Earlier this week I asked Andrea Rossi what was the main activity he was involved with these days. He replied:
March 5, 2021 at 9:16 AM
Our team is focused on the preparation of the product and its presentation. We decided the place and the date. It will be in 2021.
At the presentation of the product we will also start its commercialization. This is what we are focused on right now.
A few weeks ago Andrea Rossi stated that in thinking about the predicted E-Cat SKL presentation he has been inspired by Nikola Tesla, whose AC electricity illuminated the 1893 World’s Fair in Chicago.
Now Rossi has gone a little bit further in explaining what he plans to do at the SKL Presentation in response to a question I posted on the Journal of Nuclear Physics:
March 6, 2021 at 7:17 PM
Have you decided yet what kind of work E-Cat SKL will be doing at the presentation?
March 7, 2021 at 3:07 AM
In connection with this, a reader on the JONP had asked earlier this week about the kind of lighting that he had been testing the E-Cat SKL with:
March 4, 2021 at 4:03 AM
What type of lightbulbs have you been powering with the SKL?
4. Any others?
March 4, 2021 at 5:37 AM
So it appears that the general plan for the presentation will be to show the E-Cat SKL powering LED lights — which are well known to be the most energy efficient types of light available. If the E-Cat SKL is providing kW levels of power, it should be able to illuminate a vast number of LEDs.
Here’s a new comment from Rossi in response to a comment that LEDs don’t consume much power, and that an LED can be powered by a potato:
March 7, 2021 at 7:01 AM
Leds consume less than incandescence lamps, but their consume is not “potatoes”.
We are talking of series of 200 Watts lamps, not of the 1 W lamps you probably are thinking of, that are used in electronic circuits.

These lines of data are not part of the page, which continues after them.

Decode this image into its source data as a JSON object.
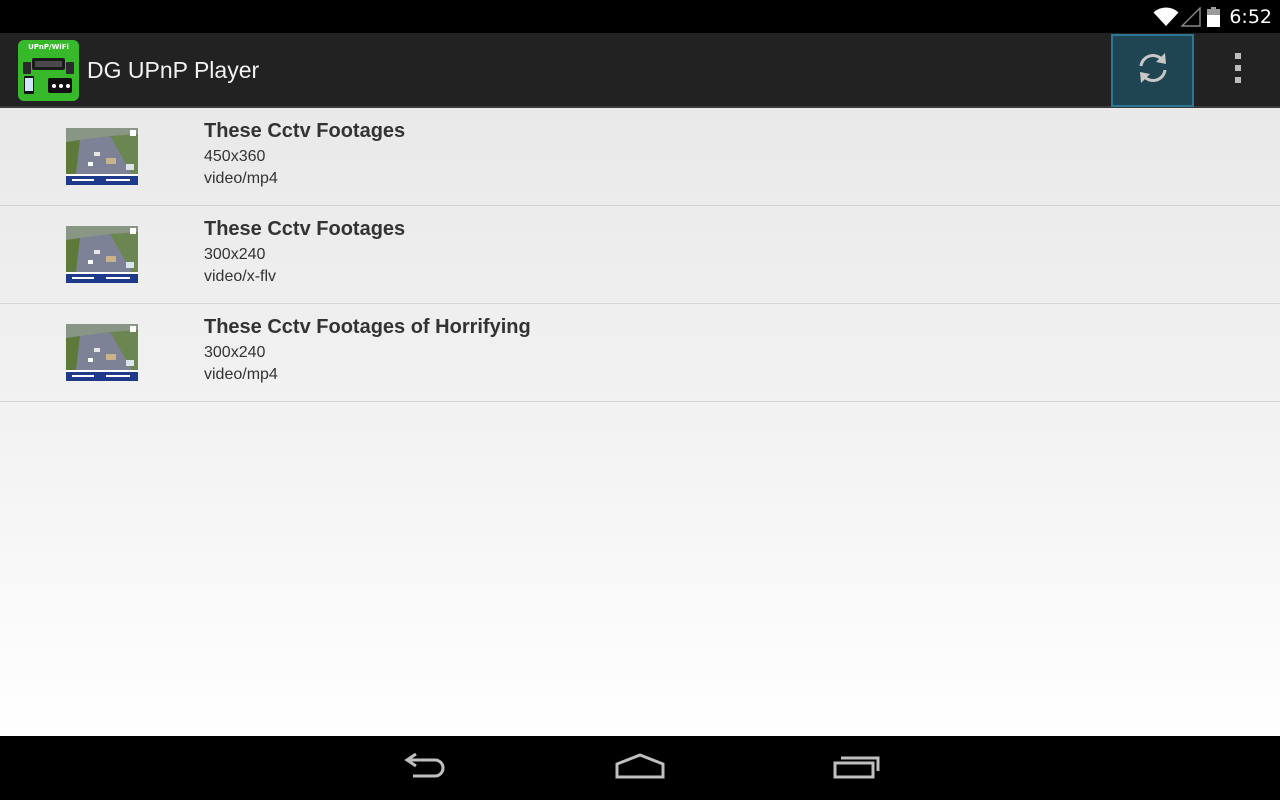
{
  "status_bar": {
    "time": "6:52"
  },
  "action_bar": {
    "app_icon_text": "UPnP/WiFi",
    "title": "DG UPnP Player"
  },
  "items": [
    {
      "title": "These Cctv Footages",
      "resolution": "450x360",
      "mime": "video/mp4"
    },
    {
      "title": "These Cctv Footages",
      "resolution": "300x240",
      "mime": "video/x-flv"
    },
    {
      "title": "These Cctv Footages of Horrifying",
      "resolution": "300x240",
      "mime": "video/mp4"
    }
  ],
  "icons": {
    "wifi": "wifi-icon",
    "signal": "signal-icon",
    "battery": "battery-icon",
    "refresh": "refresh-icon",
    "overflow": "overflow-menu-icon",
    "back": "back-icon",
    "home": "home-icon",
    "recents": "recents-icon"
  },
  "colors": {
    "accent": "#2d7794",
    "app_icon": "#38b82b",
    "action_bar": "#222222"
  }
}
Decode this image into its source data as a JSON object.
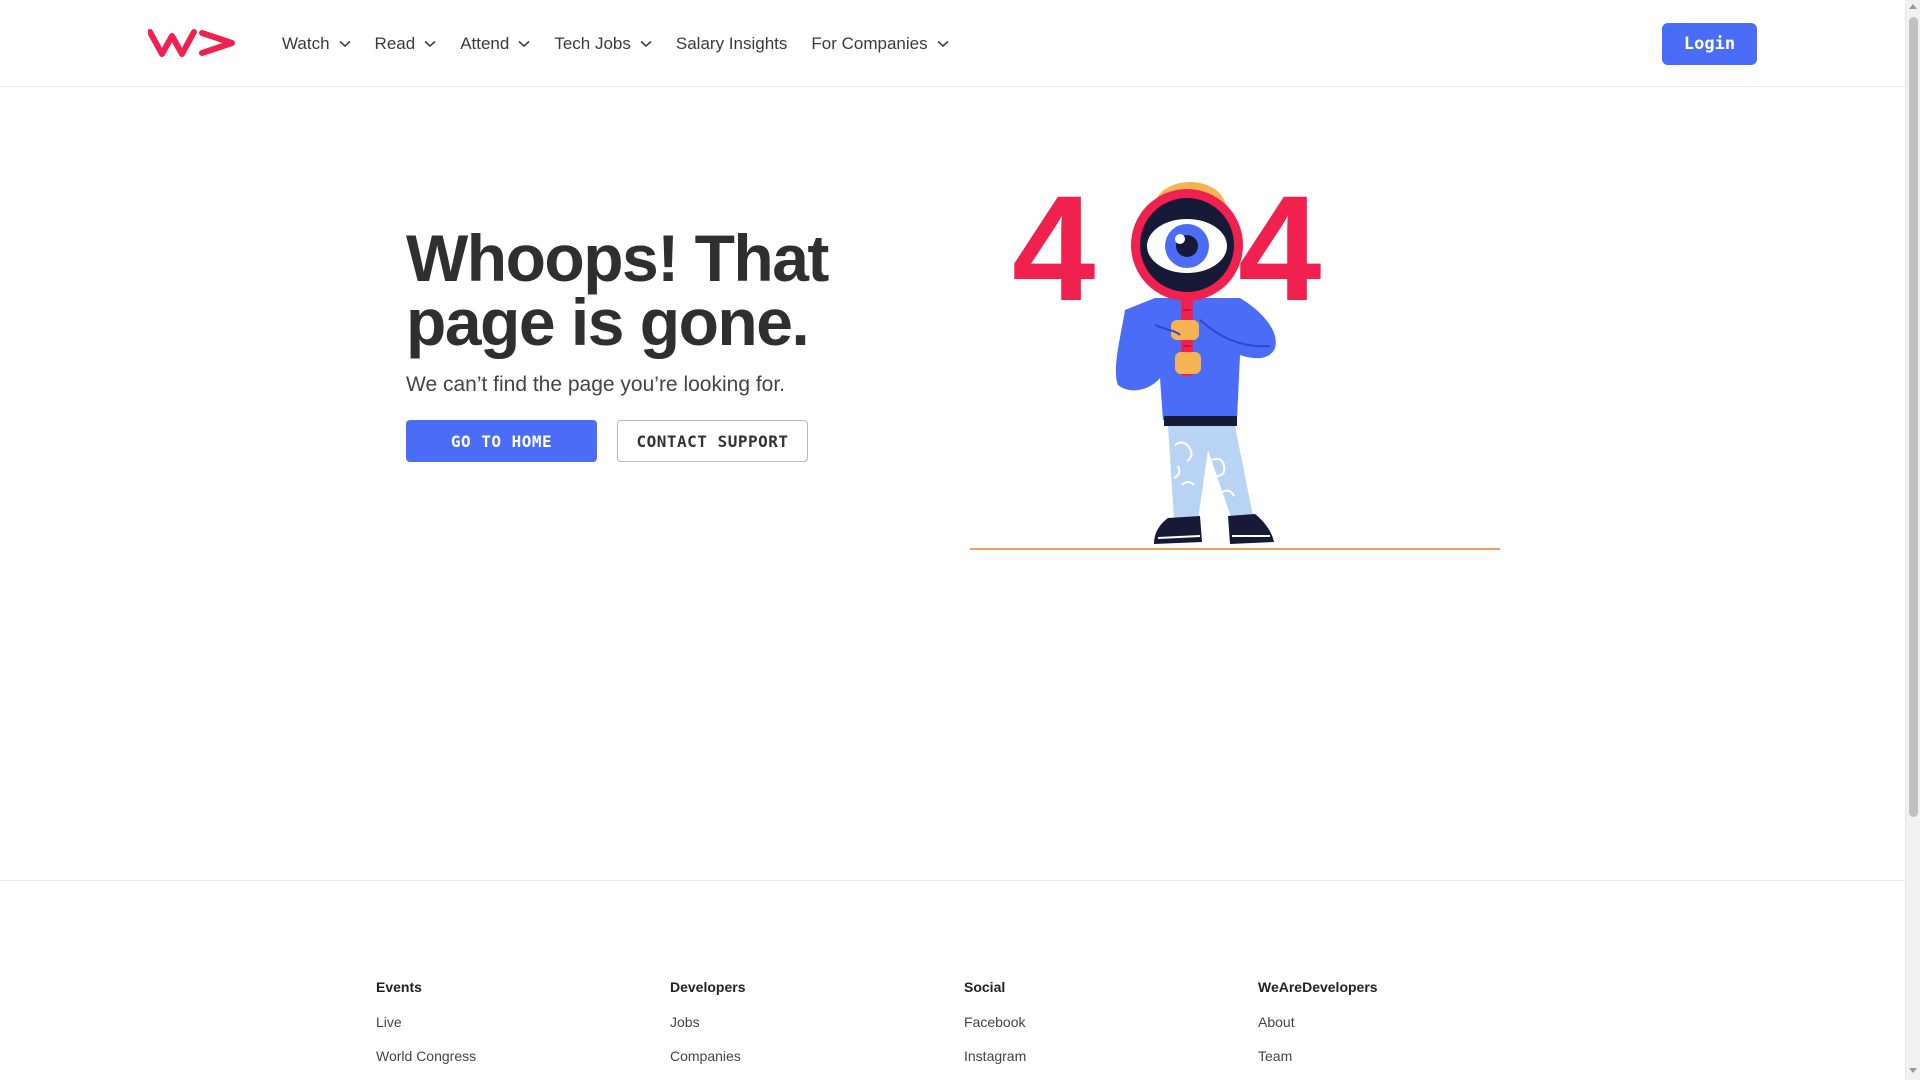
{
  "colors": {
    "brand_red": "#f0204f",
    "primary_blue": "#4a6cf7",
    "text_dark": "#2f2f2f",
    "ground_orange": "#f2a15a"
  },
  "header": {
    "logo_icon": "wearedevelopers-logo-icon",
    "nav": [
      {
        "label": "Watch",
        "has_dropdown": true
      },
      {
        "label": "Read",
        "has_dropdown": true
      },
      {
        "label": "Attend",
        "has_dropdown": true
      },
      {
        "label": "Tech Jobs",
        "has_dropdown": true
      },
      {
        "label": "Salary Insights",
        "has_dropdown": false
      },
      {
        "label": "For Companies",
        "has_dropdown": true
      }
    ],
    "login_label": "Login"
  },
  "hero": {
    "title_line1": "Whoops! That",
    "title_line2": "page is gone.",
    "subtitle": "We can’t find the page you’re looking for.",
    "home_button": "GO TO HOME",
    "support_button": "CONTACT SUPPORT",
    "illustration": {
      "icon": "404-magnifier-person-illustration",
      "digit_left": "4",
      "digit_right": "4"
    }
  },
  "footer": {
    "columns": [
      {
        "heading": "Events",
        "links": [
          "Live",
          "World Congress"
        ]
      },
      {
        "heading": "Developers",
        "links": [
          "Jobs",
          "Companies"
        ]
      },
      {
        "heading": "Social",
        "links": [
          "Facebook",
          "Instagram"
        ]
      },
      {
        "heading": "WeAreDevelopers",
        "links": [
          "About",
          "Team"
        ]
      }
    ]
  }
}
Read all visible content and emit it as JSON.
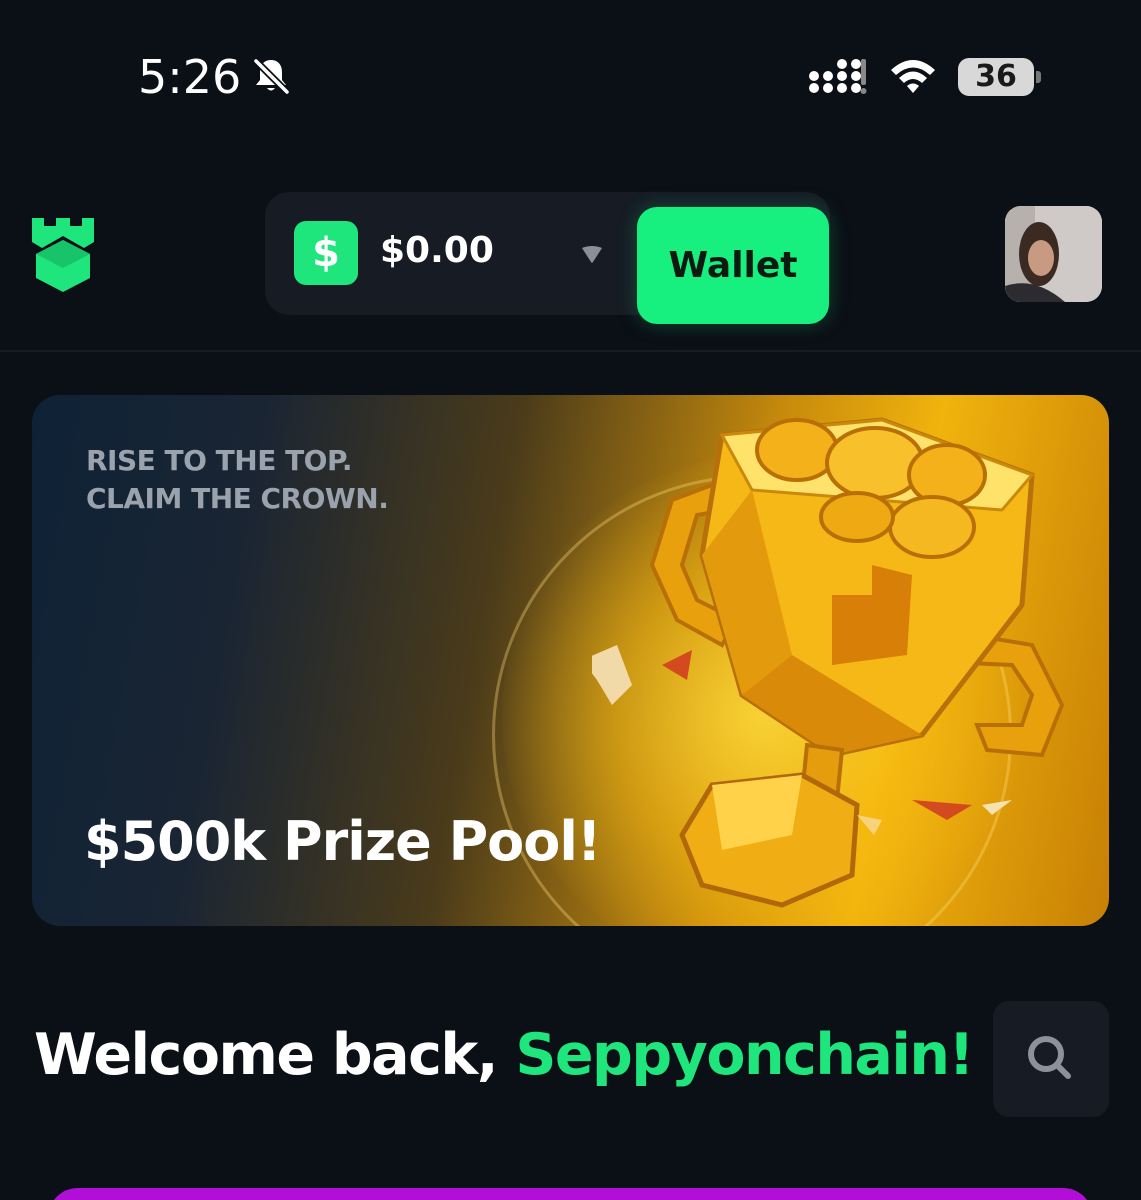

We’ll see the numbers ( and the COP ) at the presentation. Light consumes the 58% of the energy produced in the world by fossil fuels, notwithstanding the wide diffusion of led lamps.